■ **THE TASK**
Wherever the string "title" appears in the records, return the line that holds it.

--- START ---

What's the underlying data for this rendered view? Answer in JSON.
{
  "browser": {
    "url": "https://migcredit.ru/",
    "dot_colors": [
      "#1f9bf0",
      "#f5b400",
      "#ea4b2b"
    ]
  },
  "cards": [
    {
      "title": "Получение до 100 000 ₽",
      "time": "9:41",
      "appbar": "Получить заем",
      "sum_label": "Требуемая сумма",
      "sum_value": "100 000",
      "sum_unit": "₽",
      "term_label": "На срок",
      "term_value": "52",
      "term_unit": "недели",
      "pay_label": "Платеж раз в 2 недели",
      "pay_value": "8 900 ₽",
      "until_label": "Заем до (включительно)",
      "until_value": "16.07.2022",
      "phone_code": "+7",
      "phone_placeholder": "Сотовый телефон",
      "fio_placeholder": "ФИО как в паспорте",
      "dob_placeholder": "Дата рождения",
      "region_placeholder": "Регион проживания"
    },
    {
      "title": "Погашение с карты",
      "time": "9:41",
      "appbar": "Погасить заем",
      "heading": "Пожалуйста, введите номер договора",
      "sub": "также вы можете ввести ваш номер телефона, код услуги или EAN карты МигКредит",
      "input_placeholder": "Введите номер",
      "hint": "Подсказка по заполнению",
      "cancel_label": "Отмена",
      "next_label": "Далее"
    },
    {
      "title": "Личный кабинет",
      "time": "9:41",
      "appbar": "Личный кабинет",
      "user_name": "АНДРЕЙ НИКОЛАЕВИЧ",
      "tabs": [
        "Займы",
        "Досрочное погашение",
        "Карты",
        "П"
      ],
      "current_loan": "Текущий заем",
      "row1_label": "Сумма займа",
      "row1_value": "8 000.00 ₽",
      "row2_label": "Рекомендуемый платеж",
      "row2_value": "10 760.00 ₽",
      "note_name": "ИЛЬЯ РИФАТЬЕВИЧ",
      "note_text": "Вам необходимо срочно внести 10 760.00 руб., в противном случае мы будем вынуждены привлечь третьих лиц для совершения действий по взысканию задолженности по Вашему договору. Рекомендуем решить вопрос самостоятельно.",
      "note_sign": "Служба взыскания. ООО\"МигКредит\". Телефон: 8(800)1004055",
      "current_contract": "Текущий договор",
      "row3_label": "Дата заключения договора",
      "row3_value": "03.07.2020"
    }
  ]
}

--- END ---
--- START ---

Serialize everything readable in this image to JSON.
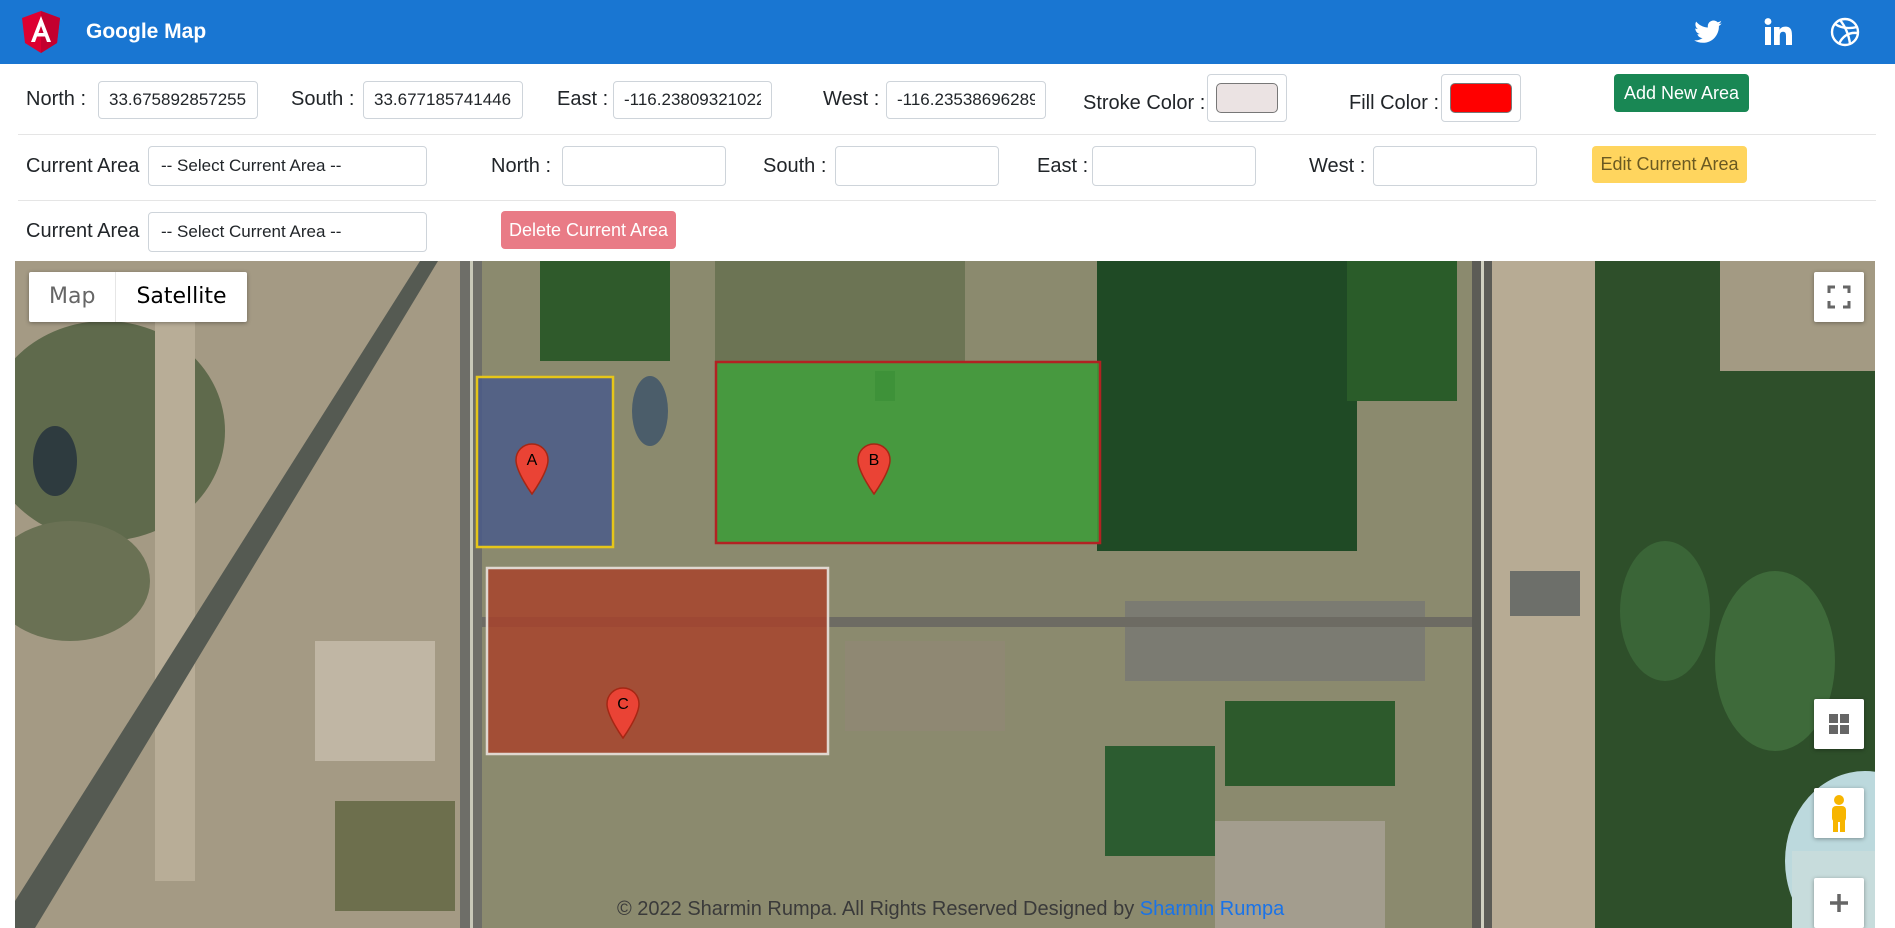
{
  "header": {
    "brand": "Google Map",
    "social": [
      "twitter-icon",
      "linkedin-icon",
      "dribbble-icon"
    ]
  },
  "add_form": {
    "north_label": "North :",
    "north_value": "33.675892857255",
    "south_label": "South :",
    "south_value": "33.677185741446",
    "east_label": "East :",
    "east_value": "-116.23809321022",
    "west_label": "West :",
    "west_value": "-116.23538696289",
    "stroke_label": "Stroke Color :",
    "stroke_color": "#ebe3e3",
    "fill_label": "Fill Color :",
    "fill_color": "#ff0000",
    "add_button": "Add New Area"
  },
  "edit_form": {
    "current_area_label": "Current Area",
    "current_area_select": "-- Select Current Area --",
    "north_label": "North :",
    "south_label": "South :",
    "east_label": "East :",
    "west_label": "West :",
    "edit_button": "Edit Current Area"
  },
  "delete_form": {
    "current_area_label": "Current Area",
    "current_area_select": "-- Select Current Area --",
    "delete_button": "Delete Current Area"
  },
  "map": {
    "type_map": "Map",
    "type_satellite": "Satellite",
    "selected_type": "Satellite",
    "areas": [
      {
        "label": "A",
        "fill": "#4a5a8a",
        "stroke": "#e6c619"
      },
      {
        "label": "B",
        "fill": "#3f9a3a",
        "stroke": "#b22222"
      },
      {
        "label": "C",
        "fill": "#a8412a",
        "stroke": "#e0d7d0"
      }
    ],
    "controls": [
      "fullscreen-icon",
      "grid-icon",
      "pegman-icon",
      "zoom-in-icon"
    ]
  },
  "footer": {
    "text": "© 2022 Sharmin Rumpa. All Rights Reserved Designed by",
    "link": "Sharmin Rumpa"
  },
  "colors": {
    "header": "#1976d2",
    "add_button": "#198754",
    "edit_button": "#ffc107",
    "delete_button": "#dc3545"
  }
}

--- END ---
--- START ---

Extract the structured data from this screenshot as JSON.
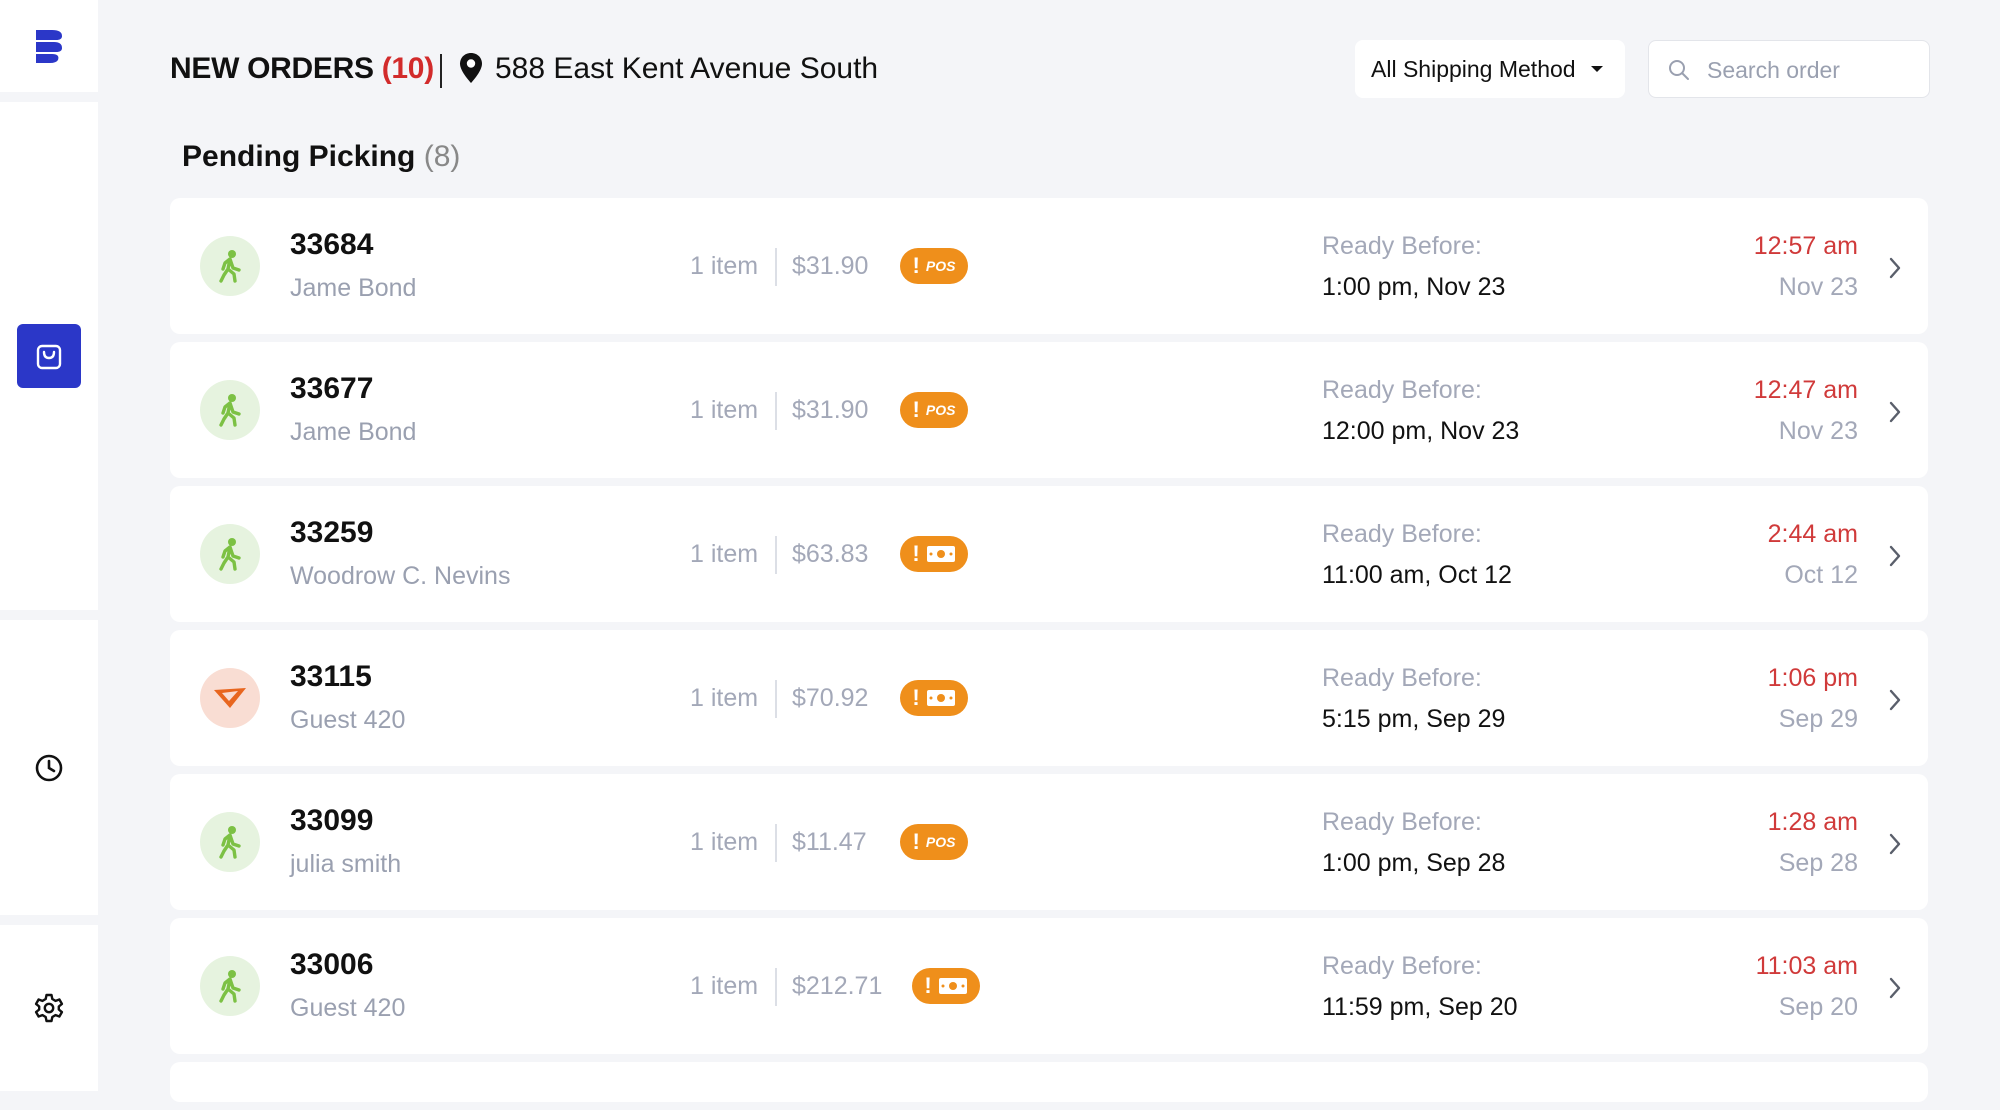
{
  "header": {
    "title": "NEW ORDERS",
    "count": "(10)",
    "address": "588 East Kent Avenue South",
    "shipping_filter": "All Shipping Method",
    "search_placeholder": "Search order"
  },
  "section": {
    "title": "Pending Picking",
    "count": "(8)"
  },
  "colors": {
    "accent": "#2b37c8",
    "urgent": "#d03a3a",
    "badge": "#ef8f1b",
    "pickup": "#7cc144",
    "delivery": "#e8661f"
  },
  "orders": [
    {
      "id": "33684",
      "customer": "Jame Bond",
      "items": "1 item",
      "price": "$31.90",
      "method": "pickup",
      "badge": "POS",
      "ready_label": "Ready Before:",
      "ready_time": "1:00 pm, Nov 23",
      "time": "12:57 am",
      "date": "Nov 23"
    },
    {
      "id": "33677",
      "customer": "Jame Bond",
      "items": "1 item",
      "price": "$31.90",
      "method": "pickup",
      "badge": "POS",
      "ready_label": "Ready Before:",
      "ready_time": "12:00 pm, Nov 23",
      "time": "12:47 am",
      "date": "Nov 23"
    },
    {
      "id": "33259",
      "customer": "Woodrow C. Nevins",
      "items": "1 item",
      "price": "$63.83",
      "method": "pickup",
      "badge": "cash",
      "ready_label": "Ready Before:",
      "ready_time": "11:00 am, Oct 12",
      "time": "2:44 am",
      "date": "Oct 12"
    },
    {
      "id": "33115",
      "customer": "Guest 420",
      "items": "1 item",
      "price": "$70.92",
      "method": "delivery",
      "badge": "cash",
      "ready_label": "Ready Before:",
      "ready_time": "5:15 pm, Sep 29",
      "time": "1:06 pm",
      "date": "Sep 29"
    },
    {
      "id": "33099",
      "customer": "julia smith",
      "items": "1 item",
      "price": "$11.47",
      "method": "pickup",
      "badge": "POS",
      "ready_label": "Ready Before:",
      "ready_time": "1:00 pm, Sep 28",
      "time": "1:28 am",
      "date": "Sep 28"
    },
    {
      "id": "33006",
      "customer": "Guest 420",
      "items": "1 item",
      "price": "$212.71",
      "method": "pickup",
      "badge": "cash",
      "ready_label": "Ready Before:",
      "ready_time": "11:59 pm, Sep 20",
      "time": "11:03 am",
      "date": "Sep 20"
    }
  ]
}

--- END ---

■ **EXERCISE RESULT**
      "title": "Получение до 100 000 ₽",
      "title": "Погашение с карты",
      "title": "Личный кабинет",
    "title": "NEW ORDERS",
    "title": "Pending Picking",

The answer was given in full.